“I can’t tell you exactly what benefit Steve has, but I’ve talked to him a lot – I’ve talked to other coaches,” Redman adds. “This is the service we need to provide to these coaches.”
What Redman can confirm is that the learning experiences from the program represent a broad church, from working with springboard diving coaches to a college professor working with Special Forces and emergency services on how to deal with stress.
“We introduced Premier League coaches to leaders from different sports on different issues,” he adds. “We walked the hills talking about outdoor leadership with Special Forces leaders, organized for coaching teams to go to Olympic sports, and spent the day with them to look at them from an individual and team perspective.
“For example, Andrew Titterell [the England Under-20s pathway coach] He wanted to learn more about jumping and movement. So I helped him go to West Brom and work with the goalkeeping coaches. He came back saying that he learned much more than he expected, so now we are organizing for him to go to Wolves academy too.
“We also hired a professional storyteller because an essential part of leadership is the ability to tell stories and paint a vivid picture of what the future might look like.
“We also have a professor coming over next month to talk about using language as a performance tool. Sometimes the way we use language when trying to work with an actor can show the power.”
‘When the next decision is made, it will be a real choice’
Project Everest wasn’t about chasing marginal gains, which would take a decade for the benefits to be truly felt. Redman believes it already has a significant impact in providing decision makers with detailed analysis when choosing between a shortlist that includes Warren Gatland, Scott Robertson and Ronan O’Gara – even when the timeline needs to be brought forward. Pressure to sack Jones.
He says the analysis will also allow the RFU to continually review the coaching structure, as it should lead to greater adaptability in order to bring out the coaches’ best strengths.
“Look at Ian Foster in New Zealand,” he adds. “Has the team improved since it was completed with the appointment of Jason Ryan and Joe Schmidt? Has the ability to coach the team improved now that they have complementary leadership?
“The purpose of this [Project Everest] is to identify, develop and support appointments, and I’m really excited by the amount of knowledge we’ll have in five or 10 years.
“Success for me is having more coaches coaching differently within the framework, so when the next decision is made there is a real choice, not just in personality but in terms of how we think the team is leading.
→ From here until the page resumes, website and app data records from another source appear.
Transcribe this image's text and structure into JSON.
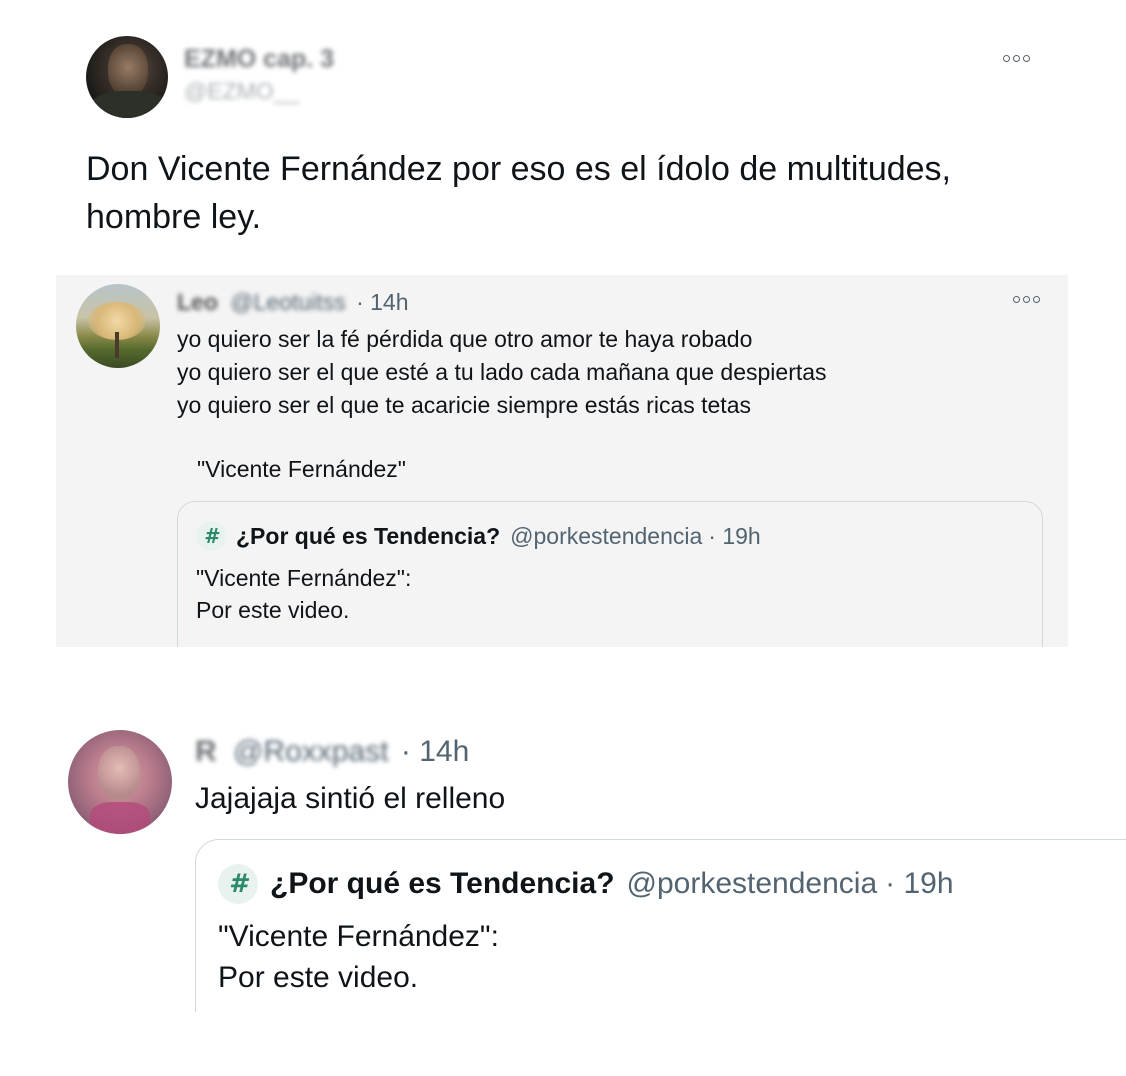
{
  "main_tweet": {
    "display_name": "EZMO cap. 3",
    "handle": "@EZMO__",
    "text_line1": "Don Vicente Fernández por eso es el ídolo de multitudes,",
    "text_line2": "hombre ley."
  },
  "quoted_tweet": {
    "display_name": "Leo",
    "handle": "@Leotuitss",
    "time": "· 14h",
    "lines": [
      "yo quiero ser la fé pérdida que otro amor te haya robado",
      "yo quiero ser el que esté a tu lado cada mañana que despiertas",
      "yo quiero ser el que te acaricie siempre estás ricas tetas"
    ],
    "attribution": "\"Vicente Fernández\"",
    "nested_quote": {
      "display_name": "¿Por qué es Tendencia?",
      "handle": "@porkestendencia",
      "time": "· 19h",
      "line1": "\"Vicente Fernández\":",
      "line2": "Por este video."
    }
  },
  "reply_tweet": {
    "display_name": "R",
    "handle": "@Roxxpast",
    "time": "· 14h",
    "text": "Jajajaja sintió el relleno",
    "quote": {
      "display_name": "¿Por qué es Tendencia?",
      "handle": "@porkestendencia",
      "time": "· 19h",
      "line1": "\"Vicente Fernández\":",
      "line2": "Por este video."
    }
  },
  "icons": {
    "more": "more-options-icon",
    "hash": "hashtag-logo-icon"
  },
  "colors": {
    "text": "#0f1419",
    "muted": "#536471",
    "quote_bg": "#f4f4f4",
    "border": "#cfd9de"
  }
}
What do we think the RFU needs? Who best represents us as an organization, as a nation, and how do we support that person?”
For now, Borthwick has its own mountain to climb.